Aim of the task: Search the records for the string "views", then copy each line that has it.

(Website and app data records)
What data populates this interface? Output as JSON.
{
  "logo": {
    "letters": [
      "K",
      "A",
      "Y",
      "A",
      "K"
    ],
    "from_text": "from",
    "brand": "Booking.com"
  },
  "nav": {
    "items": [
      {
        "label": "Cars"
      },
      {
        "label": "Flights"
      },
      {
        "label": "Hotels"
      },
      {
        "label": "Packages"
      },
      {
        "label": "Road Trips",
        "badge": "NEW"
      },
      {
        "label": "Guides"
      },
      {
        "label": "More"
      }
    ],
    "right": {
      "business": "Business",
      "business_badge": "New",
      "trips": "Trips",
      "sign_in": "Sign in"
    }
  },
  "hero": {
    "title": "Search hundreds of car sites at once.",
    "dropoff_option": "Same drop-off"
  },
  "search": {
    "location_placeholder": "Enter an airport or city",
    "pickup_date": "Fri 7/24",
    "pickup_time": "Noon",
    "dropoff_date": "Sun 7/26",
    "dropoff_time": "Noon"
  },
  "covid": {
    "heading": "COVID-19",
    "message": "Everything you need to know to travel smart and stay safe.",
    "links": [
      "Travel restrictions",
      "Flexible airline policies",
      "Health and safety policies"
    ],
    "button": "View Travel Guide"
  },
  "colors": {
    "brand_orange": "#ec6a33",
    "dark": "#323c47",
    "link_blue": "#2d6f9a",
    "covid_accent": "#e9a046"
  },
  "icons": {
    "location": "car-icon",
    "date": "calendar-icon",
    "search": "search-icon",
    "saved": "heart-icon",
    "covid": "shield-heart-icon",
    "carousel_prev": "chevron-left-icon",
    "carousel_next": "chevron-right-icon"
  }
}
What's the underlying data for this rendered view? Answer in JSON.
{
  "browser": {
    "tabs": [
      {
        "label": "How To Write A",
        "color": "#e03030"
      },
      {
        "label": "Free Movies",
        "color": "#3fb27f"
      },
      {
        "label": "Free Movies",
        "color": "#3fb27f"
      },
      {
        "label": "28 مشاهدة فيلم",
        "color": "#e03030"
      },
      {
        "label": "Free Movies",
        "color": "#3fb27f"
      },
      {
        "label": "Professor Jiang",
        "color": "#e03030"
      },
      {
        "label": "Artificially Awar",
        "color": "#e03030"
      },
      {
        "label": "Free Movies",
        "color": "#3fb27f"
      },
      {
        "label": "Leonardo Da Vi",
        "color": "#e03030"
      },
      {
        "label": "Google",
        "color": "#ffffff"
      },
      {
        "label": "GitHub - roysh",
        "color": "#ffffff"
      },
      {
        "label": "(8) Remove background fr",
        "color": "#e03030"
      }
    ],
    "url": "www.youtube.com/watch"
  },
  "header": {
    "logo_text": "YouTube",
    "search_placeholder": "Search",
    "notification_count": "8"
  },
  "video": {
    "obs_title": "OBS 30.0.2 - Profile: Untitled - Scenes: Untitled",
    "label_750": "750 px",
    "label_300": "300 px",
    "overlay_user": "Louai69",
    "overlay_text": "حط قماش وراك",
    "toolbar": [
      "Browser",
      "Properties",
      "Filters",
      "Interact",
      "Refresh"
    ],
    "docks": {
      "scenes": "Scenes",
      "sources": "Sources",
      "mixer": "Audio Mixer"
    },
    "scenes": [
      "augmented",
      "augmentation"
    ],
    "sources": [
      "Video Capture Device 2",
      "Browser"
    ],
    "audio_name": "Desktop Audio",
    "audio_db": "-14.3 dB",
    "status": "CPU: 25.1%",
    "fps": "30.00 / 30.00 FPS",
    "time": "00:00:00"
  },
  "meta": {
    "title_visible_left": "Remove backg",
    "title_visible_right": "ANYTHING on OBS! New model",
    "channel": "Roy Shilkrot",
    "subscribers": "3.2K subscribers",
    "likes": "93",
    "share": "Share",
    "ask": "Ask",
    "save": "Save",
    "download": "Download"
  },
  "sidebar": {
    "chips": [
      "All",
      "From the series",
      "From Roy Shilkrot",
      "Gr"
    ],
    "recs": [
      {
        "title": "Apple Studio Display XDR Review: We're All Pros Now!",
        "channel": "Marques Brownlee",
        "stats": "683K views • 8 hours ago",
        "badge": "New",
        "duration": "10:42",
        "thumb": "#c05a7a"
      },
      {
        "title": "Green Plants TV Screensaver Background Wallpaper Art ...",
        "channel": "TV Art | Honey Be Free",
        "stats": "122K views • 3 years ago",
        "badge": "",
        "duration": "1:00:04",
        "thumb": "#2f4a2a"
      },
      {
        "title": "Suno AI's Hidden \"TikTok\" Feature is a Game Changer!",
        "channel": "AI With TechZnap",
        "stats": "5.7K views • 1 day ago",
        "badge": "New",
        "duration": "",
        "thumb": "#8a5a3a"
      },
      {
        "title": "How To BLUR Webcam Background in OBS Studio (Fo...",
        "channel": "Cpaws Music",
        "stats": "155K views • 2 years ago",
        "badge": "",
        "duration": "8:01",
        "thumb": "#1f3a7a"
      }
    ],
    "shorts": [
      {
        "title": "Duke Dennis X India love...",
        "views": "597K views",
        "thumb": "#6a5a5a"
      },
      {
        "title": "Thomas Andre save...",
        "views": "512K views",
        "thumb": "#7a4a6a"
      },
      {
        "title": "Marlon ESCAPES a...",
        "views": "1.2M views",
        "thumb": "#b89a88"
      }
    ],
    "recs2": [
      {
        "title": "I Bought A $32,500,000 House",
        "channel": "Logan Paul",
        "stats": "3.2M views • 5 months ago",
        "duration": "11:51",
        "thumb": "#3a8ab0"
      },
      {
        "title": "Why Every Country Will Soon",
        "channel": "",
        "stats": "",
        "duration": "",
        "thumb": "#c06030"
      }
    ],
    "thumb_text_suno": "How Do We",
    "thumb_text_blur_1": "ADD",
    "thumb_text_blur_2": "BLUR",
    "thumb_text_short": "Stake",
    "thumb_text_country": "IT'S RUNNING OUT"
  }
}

Output for this exercise:
        "stats": "683K views • 8 hours ago",
        "stats": "122K views • 3 years ago",
        "stats": "5.7K views • 1 day ago",
        "stats": "155K views • 2 years ago",
        "views": "597K views",
        "views": "512K views",
        "views": "1.2M views",
        "stats": "3.2M views • 5 months ago",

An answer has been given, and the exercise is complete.